**Recorded data:**
::::::

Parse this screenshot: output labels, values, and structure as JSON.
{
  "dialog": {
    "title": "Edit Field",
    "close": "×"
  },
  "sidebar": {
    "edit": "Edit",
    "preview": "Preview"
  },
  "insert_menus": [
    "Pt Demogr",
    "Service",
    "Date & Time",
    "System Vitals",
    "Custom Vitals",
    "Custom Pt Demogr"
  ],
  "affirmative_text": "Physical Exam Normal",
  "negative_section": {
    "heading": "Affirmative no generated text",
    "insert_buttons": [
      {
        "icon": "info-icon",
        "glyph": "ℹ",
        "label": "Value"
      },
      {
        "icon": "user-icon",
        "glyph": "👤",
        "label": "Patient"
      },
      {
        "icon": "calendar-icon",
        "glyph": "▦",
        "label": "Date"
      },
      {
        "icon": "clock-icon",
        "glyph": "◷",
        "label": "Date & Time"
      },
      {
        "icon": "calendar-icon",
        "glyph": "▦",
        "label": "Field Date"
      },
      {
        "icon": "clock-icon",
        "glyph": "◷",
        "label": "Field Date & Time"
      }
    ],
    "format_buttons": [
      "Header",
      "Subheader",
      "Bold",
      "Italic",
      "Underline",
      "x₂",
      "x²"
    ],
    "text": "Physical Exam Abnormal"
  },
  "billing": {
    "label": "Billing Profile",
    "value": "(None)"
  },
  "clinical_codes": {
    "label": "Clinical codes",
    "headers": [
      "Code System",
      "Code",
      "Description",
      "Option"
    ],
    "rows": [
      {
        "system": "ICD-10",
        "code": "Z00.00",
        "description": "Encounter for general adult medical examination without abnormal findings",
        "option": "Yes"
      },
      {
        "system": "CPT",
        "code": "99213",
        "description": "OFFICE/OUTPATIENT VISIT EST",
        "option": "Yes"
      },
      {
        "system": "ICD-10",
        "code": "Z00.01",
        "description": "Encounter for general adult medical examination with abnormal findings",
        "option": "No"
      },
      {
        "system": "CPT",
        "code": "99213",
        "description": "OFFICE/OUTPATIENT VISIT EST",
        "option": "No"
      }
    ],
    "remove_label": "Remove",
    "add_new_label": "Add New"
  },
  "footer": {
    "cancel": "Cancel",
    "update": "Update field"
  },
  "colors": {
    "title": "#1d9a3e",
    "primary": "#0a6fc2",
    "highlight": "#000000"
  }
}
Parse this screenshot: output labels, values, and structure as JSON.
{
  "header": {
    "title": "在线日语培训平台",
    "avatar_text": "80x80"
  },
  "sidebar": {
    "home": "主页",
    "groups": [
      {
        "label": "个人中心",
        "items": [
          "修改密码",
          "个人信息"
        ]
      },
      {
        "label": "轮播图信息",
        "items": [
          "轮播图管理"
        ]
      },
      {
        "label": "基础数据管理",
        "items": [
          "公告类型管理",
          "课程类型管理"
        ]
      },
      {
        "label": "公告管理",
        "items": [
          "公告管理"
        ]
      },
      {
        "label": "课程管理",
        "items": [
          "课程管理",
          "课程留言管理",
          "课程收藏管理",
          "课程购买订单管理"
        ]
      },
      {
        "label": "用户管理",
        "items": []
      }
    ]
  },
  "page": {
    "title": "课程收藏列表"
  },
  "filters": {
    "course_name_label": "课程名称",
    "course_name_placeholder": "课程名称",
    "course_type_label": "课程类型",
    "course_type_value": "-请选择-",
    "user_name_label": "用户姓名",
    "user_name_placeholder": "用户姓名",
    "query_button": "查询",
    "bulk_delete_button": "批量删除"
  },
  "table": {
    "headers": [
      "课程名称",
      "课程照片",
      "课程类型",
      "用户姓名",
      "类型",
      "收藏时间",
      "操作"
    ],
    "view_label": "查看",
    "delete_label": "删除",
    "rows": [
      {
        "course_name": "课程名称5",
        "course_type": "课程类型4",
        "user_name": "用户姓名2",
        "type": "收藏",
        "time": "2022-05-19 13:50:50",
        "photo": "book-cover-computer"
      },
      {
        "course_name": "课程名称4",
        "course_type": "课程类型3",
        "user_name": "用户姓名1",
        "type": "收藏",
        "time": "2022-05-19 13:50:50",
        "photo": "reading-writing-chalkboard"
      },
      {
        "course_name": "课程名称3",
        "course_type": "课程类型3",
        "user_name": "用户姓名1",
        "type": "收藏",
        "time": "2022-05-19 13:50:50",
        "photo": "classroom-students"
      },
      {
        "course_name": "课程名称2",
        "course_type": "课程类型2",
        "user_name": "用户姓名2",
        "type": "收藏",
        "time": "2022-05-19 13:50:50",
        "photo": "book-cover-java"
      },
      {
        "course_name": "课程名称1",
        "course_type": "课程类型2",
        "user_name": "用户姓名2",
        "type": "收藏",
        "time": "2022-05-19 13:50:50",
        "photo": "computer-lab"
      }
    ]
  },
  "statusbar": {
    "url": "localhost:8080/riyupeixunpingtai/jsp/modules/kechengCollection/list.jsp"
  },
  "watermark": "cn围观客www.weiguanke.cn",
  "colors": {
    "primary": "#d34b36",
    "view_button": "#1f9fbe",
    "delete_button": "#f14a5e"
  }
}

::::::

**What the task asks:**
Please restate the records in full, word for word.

**Task result:**
Parse this screenshot: output labels, values, and structure as JSON.
{
  "dialog": {
    "title": "Edit Field",
    "close": "×"
  },
  "sidebar": {
    "edit": "Edit",
    "preview": "Preview"
  },
  "insert_menus": [
    "Pt Demogr",
    "Service",
    "Date & Time",
    "System Vitals",
    "Custom Vitals",
    "Custom Pt Demogr"
  ],
  "affirmative_text": "Physical Exam Normal",
  "negative_section": {
    "heading": "Affirmative no generated text",
    "insert_buttons": [
      {
        "icon": "info-icon",
        "glyph": "ℹ",
        "label": "Value"
      },
      {
        "icon": "user-icon",
        "glyph": "👤",
        "label": "Patient"
      },
      {
        "icon": "calendar-icon",
        "glyph": "▦",
        "label": "Date"
      },
      {
        "icon": "clock-icon",
        "glyph": "◷",
        "label": "Date & Time"
      },
      {
        "icon": "calendar-icon",
        "glyph": "▦",
        "label": "Field Date"
      },
      {
        "icon": "clock-icon",
        "glyph": "◷",
        "label": "Field Date & Time"
      }
    ],
    "format_buttons": [
      "Header",
      "Subheader",
      "Bold",
      "Italic",
      "Underline",
      "x₂",
      "x²"
    ],
    "text": "Physical Exam Abnormal"
  },
  "billing": {
    "label": "Billing Profile",
    "value": "(None)"
  },
  "clinical_codes": {
    "label": "Clinical codes",
    "headers": [
      "Code System",
      "Code",
      "Description",
      "Option"
    ],
    "rows": [
      {
        "system": "ICD-10",
        "code": "Z00.00",
        "description": "Encounter for general adult medical examination without abnormal findings",
        "option": "Yes"
      },
      {
        "system": "CPT",
        "code": "99213",
        "description": "OFFICE/OUTPATIENT VISIT EST",
        "option": "Yes"
      },
      {
        "system": "ICD-10",
        "code": "Z00.01",
        "description": "Encounter for general adult medical examination with abnormal findings",
        "option": "No"
      },
      {
        "system": "CPT",
        "code": "99213",
        "description": "OFFICE/OUTPATIENT VISIT EST",
        "option": "No"
      }
    ],
    "remove_label": "Remove",
    "add_new_label": "Add New"
  },
  "footer": {
    "cancel": "Cancel",
    "update": "Update field"
  },
  "colors": {
    "title": "#1d9a3e",
    "primary": "#0a6fc2",
    "highlight": "#000000"
  }
}
Parse this screenshot: output labels, values, and structure as JSON.
{
  "header": {
    "title": "在线日语培训平台",
    "avatar_text": "80x80"
  },
  "sidebar": {
    "home": "主页",
    "groups": [
      {
        "label": "个人中心",
        "items": [
          "修改密码",
          "个人信息"
        ]
      },
      {
        "label": "轮播图信息",
        "items": [
          "轮播图管理"
        ]
      },
      {
        "label": "基础数据管理",
        "items": [
          "公告类型管理",
          "课程类型管理"
        ]
      },
      {
        "label": "公告管理",
        "items": [
          "公告管理"
        ]
      },
      {
        "label": "课程管理",
        "items": [
          "课程管理",
          "课程留言管理",
          "课程收藏管理",
          "课程购买订单管理"
        ]
      },
      {
        "label": "用户管理",
        "items": []
      }
    ]
  },
  "page": {
    "title": "课程收藏列表"
  },
  "filters": {
    "course_name_label": "课程名称",
    "course_name_placeholder": "课程名称",
    "course_type_label": "课程类型",
    "course_type_value": "-请选择-",
    "user_name_label": "用户姓名",
    "user_name_placeholder": "用户姓名",
    "query_button": "查询",
    "bulk_delete_button": "批量删除"
  },
  "table": {
    "headers": [
      "课程名称",
      "课程照片",
      "课程类型",
      "用户姓名",
      "类型",
      "收藏时间",
      "操作"
    ],
    "view_label": "查看",
    "delete_label": "删除",
    "rows": [
      {
        "course_name": "课程名称5",
        "course_type": "课程类型4",
        "user_name": "用户姓名2",
        "type": "收藏",
        "time": "2022-05-19 13:50:50",
        "photo": "book-cover-computer"
      },
      {
        "course_name": "课程名称4",
        "course_type": "课程类型3",
        "user_name": "用户姓名1",
        "type": "收藏",
        "time": "2022-05-19 13:50:50",
        "photo": "reading-writing-chalkboard"
      },
      {
        "course_name": "课程名称3",
        "course_type": "课程类型3",
        "user_name": "用户姓名1",
        "type": "收藏",
        "time": "2022-05-19 13:50:50",
        "photo": "classroom-students"
      },
      {
        "course_name": "课程名称2",
        "course_type": "课程类型2",
        "user_name": "用户姓名2",
        "type": "收藏",
        "time": "2022-05-19 13:50:50",
        "photo": "book-cover-java"
      },
      {
        "course_name": "课程名称1",
        "course_type": "课程类型2",
        "user_name": "用户姓名2",
        "type": "收藏",
        "time": "2022-05-19 13:50:50",
        "photo": "computer-lab"
      }
    ]
  },
  "statusbar": {
    "url": "localhost:8080/riyupeixunpingtai/jsp/modules/kechengCollection/list.jsp"
  },
  "watermark": "cn围观客www.weiguanke.cn",
  "colors": {
    "primary": "#d34b36",
    "view_button": "#1f9fbe",
    "delete_button": "#f14a5e"
  }
}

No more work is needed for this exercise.